◆ Task description
Filter out every line below that lacks "Providing", and copy the rest.

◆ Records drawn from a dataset
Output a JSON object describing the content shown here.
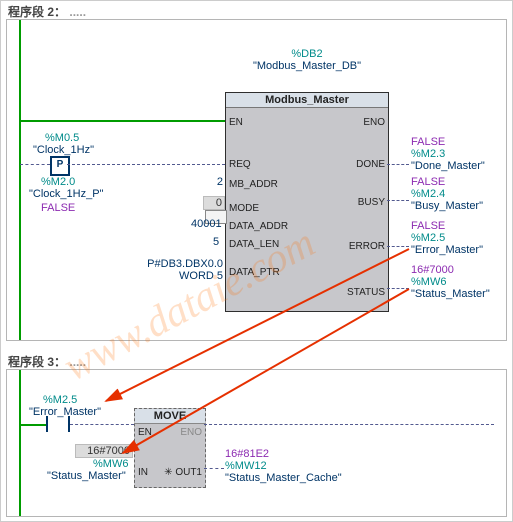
{
  "seg2": {
    "title": "程序段 2：",
    "title_dots": ".....",
    "instance_addr": "%DB2",
    "instance_name": "\"Modbus_Master_DB\"",
    "block": "Modbus_Master",
    "pins_left": {
      "EN": "EN",
      "REQ": "REQ",
      "MB_ADDR": "MB_ADDR",
      "MODE": "MODE",
      "DATA_ADDR": "DATA_ADDR",
      "DATA_LEN": "DATA_LEN",
      "DATA_PTR": "DATA_PTR"
    },
    "pins_right": {
      "ENO": "ENO",
      "DONE": "DONE",
      "BUSY": "BUSY",
      "ERROR": "ERROR",
      "STATUS": "STATUS"
    },
    "in": {
      "clock_addr": "%M0.5",
      "clock_name": "\"Clock_1Hz\"",
      "clockP_addr": "%M2.0",
      "clockP_name": "\"Clock_1Hz_P\"",
      "clockP_value": "FALSE",
      "contact_P": "P",
      "mb_addr": "2",
      "mode": "0",
      "data_addr": "40001",
      "data_len": "5",
      "data_ptr_line1": "P#DB3.DBX0.0",
      "data_ptr_line2": "WORD 5"
    },
    "out": {
      "done_val": "FALSE",
      "done_addr": "%M2.3",
      "done_name": "\"Done_Master\"",
      "busy_val": "FALSE",
      "busy_addr": "%M2.4",
      "busy_name": "\"Busy_Master\"",
      "error_val": "FALSE",
      "error_addr": "%M2.5",
      "error_name": "\"Error_Master\"",
      "status_val": "16#7000",
      "status_addr": "%MW6",
      "status_name": "\"Status_Master\""
    }
  },
  "seg3": {
    "title": "程序段 3：",
    "title_dots": ".....",
    "contact_addr": "%M2.5",
    "contact_name": "\"Error_Master\"",
    "block": "MOVE",
    "pins": {
      "EN": "EN",
      "ENO": "ENO",
      "IN": "IN",
      "OUT1": "OUT1"
    },
    "in_val": "16#7000",
    "in_addr": "%MW6",
    "in_name": "\"Status_Master\"",
    "out_val": "16#81E2",
    "out_addr": "%MW12",
    "out_name": "\"Status_Master_Cache\""
  },
  "watermark": "www.dataie.com",
  "colors": {
    "green": "#009c00",
    "teal": "#008b8a",
    "blue": "#003466",
    "purple": "#8c2bb1",
    "red": "#e63000"
  }
}
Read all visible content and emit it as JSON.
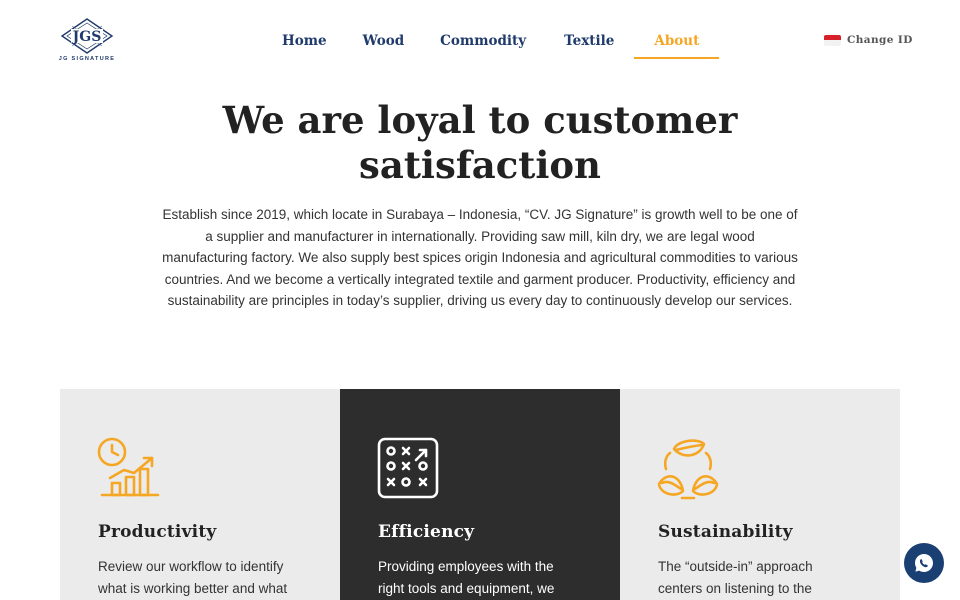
{
  "brand": {
    "logo_text": "JGS",
    "caption": "JG SIGNATURE"
  },
  "nav": {
    "items": [
      {
        "label": "Home"
      },
      {
        "label": "Wood"
      },
      {
        "label": "Commodity"
      },
      {
        "label": "Textile"
      },
      {
        "label": "About",
        "active": true
      }
    ]
  },
  "language": {
    "label": "Change ID",
    "flag": "indonesia-flag"
  },
  "hero": {
    "title_line1": "We are loyal to customer",
    "title_line2": "satisfaction",
    "lines": [
      "Establish since 2019, which locate in Surabaya – Indonesia, “CV. JG Signature” is growth well to be one of",
      "a supplier and manufacturer in internationally. Providing saw mill, kiln dry, we are legal wood",
      "manufacturing factory. We also supply best spices origin Indonesia and agricultural commodities to various",
      "countries. And we become a vertically integrated textile and garment producer. Productivity, efficiency and",
      "sustainability are principles in today’s supplier, driving us every day to continuously develop our services."
    ]
  },
  "cards": [
    {
      "title": "Productivity",
      "icon": "productivity-chart-icon",
      "lines": [
        "Review our workflow to identify",
        "what is working better and what"
      ]
    },
    {
      "title": "Efficiency",
      "icon": "strategy-board-icon",
      "lines": [
        "Providing employees with the",
        "right tools and equipment, we"
      ]
    },
    {
      "title": "Sustainability",
      "icon": "recycle-leaves-icon",
      "lines": [
        "The “outside-in” approach",
        "centers on listening to the"
      ]
    }
  ],
  "colors": {
    "navy": "#1f3a6b",
    "accent": "#f5a623",
    "dark_card": "#2d2d2d",
    "light_card": "#ebebeb",
    "chat": "#1a3f73"
  },
  "chat": {
    "icon": "whatsapp-icon"
  }
}
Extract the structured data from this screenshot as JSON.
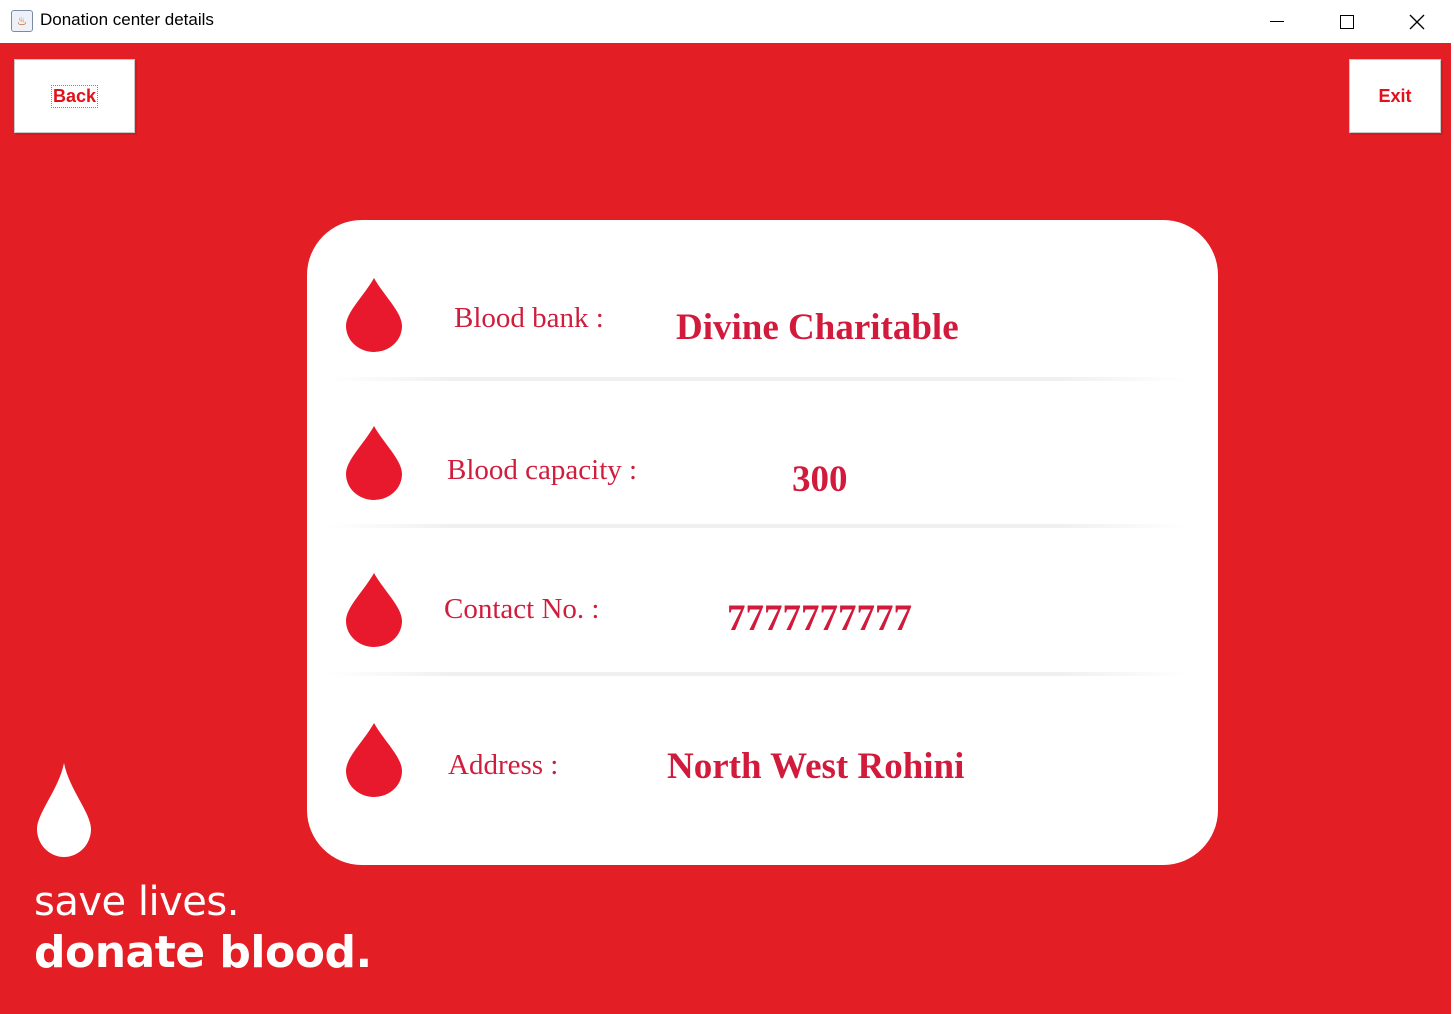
{
  "window": {
    "title": "Donation center details",
    "app_icon": "java-cup-icon"
  },
  "window_controls": {
    "minimize_icon": "minimize-icon",
    "maximize_icon": "maximize-icon",
    "close_icon": "close-icon",
    "close_glyph": "✕"
  },
  "toolbar": {
    "back_label": "Back",
    "exit_label": "Exit"
  },
  "details": [
    {
      "label": "Blood bank :",
      "value": "Divine Charitable",
      "icon": "blood-drop-icon"
    },
    {
      "label": "Blood capacity :",
      "value": "300",
      "icon": "blood-drop-icon"
    },
    {
      "label": "Contact No. :",
      "value": "7777777777",
      "icon": "blood-drop-icon"
    },
    {
      "label": "Address :",
      "value": "North West Rohini",
      "icon": "blood-drop-icon"
    }
  ],
  "slogan": {
    "line1": "save lives.",
    "line2": "donate blood.",
    "icon": "blood-drop-icon"
  },
  "colors": {
    "background": "#e31e24",
    "accent_text": "#d11a3c",
    "drop": "#e8192c",
    "card": "#ffffff"
  }
}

◆ The completed task
      "a supplier and manufacturer in internationally. Providing saw mill, kiln dry, we are legal wood",
        "Providing employees with the",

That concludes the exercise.